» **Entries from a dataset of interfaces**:
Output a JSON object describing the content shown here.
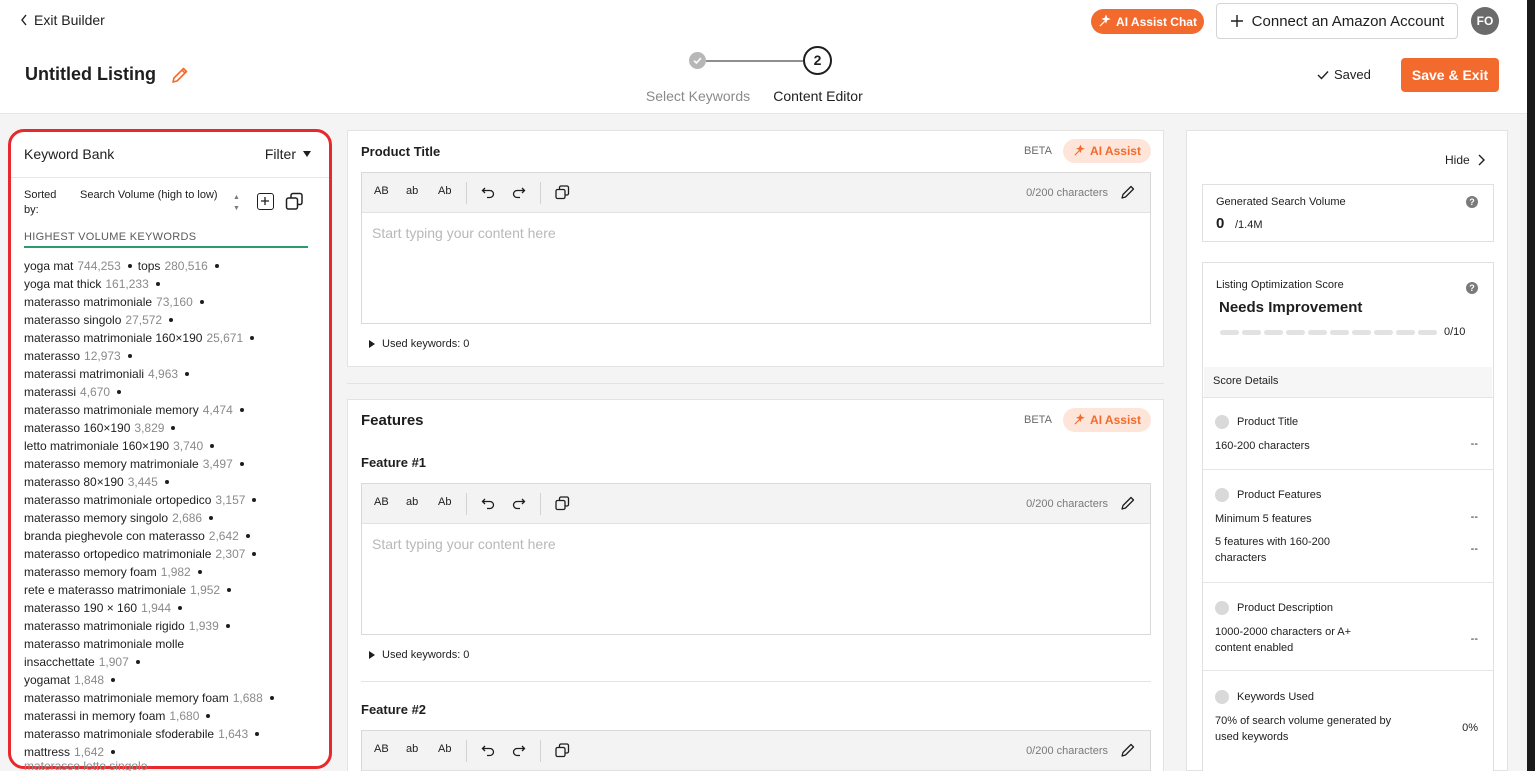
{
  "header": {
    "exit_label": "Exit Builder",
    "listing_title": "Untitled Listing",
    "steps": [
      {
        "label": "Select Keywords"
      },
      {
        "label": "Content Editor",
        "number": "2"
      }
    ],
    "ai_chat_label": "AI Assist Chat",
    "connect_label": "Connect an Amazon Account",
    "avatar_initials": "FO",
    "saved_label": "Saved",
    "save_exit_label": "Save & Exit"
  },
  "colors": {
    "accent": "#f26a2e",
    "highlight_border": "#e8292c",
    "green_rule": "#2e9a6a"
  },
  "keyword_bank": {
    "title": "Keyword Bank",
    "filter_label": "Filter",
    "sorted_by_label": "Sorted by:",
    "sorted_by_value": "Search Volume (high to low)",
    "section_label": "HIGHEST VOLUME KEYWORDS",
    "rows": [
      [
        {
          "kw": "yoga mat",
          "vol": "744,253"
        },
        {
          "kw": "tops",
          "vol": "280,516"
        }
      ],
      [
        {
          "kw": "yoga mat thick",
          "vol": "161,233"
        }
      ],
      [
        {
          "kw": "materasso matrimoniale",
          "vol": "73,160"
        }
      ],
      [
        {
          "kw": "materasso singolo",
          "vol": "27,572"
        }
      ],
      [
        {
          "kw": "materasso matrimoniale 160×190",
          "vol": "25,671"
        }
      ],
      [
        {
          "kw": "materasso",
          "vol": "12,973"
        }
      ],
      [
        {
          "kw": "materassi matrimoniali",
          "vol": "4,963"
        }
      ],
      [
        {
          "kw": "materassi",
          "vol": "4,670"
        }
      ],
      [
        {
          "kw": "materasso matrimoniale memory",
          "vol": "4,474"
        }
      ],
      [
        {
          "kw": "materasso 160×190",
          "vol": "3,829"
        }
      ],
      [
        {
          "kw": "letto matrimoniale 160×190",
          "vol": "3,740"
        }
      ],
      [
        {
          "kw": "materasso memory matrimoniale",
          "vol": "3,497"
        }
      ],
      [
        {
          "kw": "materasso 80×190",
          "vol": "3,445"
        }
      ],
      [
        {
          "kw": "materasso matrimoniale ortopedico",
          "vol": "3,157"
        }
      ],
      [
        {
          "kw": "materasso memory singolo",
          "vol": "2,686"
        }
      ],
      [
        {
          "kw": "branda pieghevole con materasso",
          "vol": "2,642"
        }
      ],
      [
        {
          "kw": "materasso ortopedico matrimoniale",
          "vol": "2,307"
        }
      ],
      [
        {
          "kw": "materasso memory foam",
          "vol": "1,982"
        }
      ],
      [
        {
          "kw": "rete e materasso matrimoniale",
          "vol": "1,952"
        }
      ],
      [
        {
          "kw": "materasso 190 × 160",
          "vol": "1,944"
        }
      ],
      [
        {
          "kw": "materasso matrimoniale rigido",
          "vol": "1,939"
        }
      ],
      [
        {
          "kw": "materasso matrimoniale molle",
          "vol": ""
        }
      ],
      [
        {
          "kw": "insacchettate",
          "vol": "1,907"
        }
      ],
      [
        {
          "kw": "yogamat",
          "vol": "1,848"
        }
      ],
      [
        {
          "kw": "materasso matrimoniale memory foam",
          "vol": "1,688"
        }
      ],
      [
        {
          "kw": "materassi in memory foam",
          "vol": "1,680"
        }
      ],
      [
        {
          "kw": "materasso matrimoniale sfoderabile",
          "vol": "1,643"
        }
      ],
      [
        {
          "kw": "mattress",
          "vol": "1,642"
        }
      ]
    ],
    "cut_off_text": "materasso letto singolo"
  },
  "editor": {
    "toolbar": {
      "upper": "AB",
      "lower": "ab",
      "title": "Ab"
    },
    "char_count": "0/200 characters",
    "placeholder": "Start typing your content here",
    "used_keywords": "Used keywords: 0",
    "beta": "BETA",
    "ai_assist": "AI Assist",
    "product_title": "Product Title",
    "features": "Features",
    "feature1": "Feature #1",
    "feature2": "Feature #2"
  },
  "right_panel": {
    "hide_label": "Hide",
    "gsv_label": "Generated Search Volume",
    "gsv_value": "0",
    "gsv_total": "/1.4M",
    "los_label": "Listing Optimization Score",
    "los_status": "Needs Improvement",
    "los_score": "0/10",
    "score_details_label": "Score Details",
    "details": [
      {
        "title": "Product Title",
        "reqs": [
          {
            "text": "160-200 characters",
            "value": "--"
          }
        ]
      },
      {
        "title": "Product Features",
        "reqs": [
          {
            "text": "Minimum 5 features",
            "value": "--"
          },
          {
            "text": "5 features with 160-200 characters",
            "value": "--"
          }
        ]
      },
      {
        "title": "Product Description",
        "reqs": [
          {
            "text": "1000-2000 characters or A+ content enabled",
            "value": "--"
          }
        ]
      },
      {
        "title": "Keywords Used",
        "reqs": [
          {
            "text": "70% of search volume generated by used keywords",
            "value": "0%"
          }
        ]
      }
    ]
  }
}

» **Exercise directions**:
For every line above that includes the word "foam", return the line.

» **Response to the exercise**:
          "kw": "materasso memory foam",
          "kw": "materasso matrimoniale memory foam",
          "kw": "materassi in memory foam",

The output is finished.